> _Problem to work on_:
Find and copy every line in the records that includes the string "Olympics".

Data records
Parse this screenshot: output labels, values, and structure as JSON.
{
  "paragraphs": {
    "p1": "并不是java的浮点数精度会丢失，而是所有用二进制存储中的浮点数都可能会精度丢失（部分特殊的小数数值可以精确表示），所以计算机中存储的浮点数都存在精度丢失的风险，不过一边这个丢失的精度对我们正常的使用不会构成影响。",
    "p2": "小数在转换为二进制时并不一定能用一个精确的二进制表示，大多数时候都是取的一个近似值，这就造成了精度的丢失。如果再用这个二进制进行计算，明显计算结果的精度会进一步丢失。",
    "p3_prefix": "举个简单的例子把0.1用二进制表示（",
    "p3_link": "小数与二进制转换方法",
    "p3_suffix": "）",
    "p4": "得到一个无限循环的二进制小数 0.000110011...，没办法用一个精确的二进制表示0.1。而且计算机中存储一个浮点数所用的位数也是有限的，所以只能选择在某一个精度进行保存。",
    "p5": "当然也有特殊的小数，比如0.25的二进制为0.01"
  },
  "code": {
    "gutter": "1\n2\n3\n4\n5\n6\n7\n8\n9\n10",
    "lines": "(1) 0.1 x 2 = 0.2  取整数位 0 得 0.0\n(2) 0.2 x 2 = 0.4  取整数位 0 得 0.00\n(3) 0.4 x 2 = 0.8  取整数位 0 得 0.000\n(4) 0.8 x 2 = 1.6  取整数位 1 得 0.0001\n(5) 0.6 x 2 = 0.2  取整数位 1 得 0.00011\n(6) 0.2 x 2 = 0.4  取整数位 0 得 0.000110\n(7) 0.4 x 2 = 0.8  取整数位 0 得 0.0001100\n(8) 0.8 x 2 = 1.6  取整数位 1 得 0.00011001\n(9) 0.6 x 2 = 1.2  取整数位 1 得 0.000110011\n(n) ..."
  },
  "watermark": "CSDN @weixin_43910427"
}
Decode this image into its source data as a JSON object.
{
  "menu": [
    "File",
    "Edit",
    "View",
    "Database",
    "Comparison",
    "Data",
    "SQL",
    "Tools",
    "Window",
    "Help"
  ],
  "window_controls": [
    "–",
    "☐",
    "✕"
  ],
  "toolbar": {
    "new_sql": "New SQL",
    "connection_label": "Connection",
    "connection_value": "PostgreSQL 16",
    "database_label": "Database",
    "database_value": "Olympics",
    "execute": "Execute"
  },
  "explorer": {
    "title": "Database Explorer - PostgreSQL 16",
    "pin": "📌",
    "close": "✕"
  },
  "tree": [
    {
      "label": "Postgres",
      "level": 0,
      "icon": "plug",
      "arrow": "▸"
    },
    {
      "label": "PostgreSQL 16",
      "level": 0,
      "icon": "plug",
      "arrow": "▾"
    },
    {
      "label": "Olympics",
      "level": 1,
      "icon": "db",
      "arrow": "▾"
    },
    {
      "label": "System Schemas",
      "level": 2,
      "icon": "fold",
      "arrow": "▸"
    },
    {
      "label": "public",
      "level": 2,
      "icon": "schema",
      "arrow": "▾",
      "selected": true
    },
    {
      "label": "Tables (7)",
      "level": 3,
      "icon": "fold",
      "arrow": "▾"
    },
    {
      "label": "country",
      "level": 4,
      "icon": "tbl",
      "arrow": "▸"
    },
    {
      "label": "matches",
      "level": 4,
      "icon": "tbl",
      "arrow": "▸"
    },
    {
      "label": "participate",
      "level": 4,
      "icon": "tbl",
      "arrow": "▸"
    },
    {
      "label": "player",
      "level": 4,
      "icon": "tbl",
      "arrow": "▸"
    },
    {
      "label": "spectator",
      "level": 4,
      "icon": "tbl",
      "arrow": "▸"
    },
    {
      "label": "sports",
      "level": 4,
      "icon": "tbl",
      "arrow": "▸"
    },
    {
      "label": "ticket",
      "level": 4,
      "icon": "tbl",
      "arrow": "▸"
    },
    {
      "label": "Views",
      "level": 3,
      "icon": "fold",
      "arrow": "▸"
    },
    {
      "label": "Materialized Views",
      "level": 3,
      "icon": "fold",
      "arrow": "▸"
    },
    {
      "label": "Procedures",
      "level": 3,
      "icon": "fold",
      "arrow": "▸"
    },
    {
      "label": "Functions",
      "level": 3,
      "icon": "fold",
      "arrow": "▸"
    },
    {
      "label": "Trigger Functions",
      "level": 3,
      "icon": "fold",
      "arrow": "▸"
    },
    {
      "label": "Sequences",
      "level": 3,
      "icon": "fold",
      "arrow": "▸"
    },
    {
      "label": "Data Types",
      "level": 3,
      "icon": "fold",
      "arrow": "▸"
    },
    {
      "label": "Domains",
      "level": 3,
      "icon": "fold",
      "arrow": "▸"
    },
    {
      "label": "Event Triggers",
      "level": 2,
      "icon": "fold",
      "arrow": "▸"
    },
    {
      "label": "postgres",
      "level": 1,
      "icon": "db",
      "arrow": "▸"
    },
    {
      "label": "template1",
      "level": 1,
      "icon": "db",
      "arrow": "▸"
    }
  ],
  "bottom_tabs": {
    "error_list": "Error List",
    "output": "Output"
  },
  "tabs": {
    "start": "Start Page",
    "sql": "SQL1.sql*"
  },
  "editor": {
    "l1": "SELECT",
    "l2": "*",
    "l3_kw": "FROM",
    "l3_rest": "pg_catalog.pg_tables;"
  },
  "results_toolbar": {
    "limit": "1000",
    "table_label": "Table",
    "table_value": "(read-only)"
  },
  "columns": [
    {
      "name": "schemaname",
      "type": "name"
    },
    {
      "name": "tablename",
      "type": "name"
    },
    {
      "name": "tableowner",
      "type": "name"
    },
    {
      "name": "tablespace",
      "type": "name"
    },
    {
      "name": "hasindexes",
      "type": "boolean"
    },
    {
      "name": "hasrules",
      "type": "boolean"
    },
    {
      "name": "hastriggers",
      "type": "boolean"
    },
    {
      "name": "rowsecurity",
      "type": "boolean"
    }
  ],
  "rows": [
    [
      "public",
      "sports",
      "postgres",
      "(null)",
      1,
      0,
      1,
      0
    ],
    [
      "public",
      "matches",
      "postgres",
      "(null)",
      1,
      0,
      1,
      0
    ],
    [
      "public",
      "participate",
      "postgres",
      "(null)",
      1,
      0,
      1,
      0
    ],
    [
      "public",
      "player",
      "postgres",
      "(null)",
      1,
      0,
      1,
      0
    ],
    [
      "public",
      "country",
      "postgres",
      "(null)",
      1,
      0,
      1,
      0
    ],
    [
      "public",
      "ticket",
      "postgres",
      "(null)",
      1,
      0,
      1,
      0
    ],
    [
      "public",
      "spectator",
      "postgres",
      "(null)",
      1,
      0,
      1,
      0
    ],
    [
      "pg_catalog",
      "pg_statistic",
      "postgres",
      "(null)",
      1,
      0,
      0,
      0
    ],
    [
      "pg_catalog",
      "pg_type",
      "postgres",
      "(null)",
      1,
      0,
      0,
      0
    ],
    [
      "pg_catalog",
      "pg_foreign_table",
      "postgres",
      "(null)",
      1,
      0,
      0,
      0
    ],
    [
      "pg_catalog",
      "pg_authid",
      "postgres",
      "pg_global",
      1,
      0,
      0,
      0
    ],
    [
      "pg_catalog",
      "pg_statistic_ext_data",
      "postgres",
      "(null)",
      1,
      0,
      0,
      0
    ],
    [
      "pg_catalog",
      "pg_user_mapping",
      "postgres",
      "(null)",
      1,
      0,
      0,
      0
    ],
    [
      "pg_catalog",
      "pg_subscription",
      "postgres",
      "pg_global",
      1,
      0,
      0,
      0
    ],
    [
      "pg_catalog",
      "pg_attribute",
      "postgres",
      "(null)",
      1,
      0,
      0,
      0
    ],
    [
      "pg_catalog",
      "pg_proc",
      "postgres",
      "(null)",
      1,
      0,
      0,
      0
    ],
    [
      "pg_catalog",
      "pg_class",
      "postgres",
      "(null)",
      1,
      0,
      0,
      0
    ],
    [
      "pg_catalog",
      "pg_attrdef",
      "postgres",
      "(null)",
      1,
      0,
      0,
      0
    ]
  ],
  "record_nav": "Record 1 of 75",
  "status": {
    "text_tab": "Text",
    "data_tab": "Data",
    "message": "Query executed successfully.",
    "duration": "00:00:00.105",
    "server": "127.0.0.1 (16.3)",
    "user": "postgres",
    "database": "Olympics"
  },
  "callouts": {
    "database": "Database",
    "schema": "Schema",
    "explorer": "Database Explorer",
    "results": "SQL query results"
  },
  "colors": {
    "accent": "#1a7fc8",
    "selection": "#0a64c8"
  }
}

> _Exercise solution_:
    "database_value": "Olympics",
      "label": "Olympics",
    "database": "Olympics"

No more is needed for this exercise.